## Your objective
Look through the entries below. Report each line that has the word "NSFW" in it.

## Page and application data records
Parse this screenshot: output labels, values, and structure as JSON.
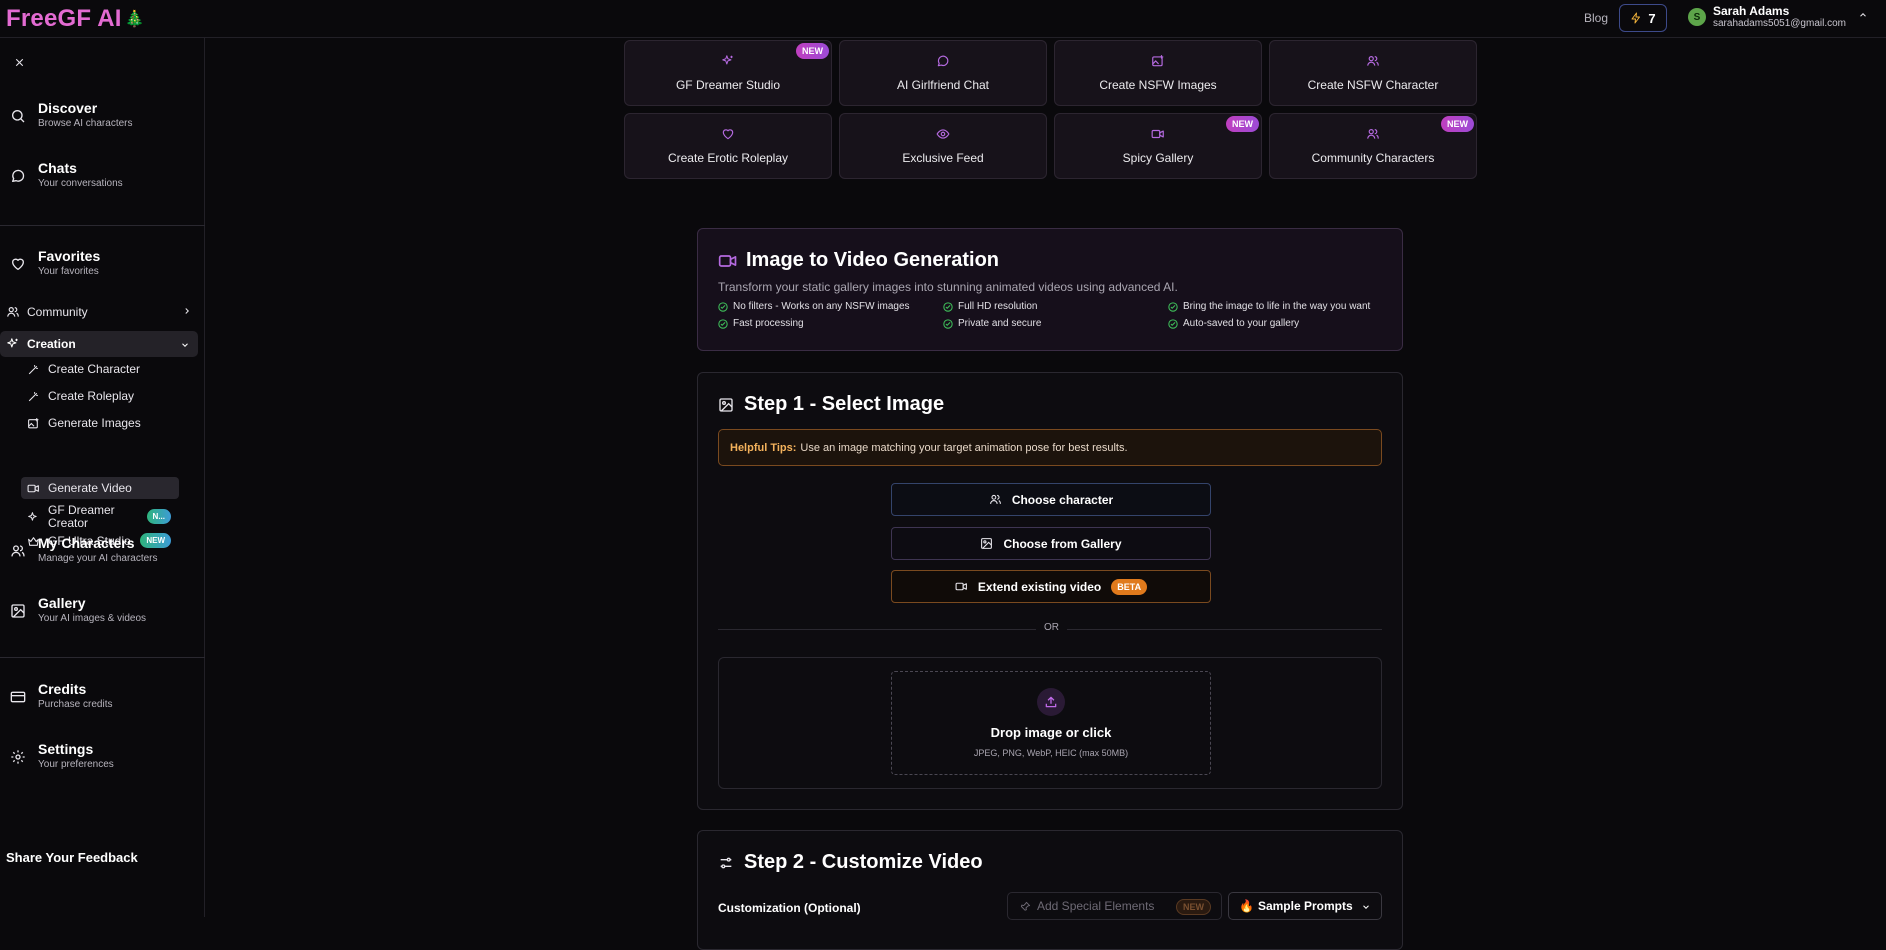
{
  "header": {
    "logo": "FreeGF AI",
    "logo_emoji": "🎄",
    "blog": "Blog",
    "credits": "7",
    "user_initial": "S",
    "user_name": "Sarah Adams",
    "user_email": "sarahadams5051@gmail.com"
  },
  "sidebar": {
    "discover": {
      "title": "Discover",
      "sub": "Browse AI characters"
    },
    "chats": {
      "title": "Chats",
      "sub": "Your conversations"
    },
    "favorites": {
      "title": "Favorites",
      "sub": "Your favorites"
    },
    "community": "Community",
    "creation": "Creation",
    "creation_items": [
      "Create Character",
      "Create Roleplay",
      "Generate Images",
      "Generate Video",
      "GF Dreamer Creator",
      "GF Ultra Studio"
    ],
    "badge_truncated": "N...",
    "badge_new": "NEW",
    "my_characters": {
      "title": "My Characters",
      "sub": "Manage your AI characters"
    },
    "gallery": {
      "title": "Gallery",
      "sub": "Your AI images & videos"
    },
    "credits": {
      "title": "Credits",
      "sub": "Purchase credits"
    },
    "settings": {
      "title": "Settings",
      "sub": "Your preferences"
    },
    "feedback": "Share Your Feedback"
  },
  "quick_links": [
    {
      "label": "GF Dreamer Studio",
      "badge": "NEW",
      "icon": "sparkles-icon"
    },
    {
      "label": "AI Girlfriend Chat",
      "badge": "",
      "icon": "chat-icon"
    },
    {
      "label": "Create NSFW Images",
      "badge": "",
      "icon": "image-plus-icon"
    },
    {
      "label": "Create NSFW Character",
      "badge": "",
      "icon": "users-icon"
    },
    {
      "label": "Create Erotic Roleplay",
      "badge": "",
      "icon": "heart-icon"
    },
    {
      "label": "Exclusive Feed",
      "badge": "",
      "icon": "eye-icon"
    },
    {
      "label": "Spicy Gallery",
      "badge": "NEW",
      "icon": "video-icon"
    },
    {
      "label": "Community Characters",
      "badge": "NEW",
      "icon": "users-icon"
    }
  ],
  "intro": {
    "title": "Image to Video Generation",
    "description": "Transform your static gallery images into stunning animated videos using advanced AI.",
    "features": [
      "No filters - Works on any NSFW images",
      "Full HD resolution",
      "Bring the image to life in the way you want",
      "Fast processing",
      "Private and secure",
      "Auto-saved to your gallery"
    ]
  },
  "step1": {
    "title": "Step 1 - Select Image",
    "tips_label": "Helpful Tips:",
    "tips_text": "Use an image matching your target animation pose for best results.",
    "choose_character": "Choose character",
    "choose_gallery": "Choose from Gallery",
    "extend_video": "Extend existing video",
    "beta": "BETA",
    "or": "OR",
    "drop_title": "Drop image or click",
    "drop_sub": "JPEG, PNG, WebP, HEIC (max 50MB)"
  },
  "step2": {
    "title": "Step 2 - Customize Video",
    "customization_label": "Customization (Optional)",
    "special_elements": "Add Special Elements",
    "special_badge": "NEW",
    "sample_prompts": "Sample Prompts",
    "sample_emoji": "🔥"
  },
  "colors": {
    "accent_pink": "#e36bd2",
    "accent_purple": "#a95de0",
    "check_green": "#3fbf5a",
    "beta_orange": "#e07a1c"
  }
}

## Exercise solution
      "label": "Create NSFW Images",
      "label": "Create NSFW Character",
      "No filters - Works on any NSFW images",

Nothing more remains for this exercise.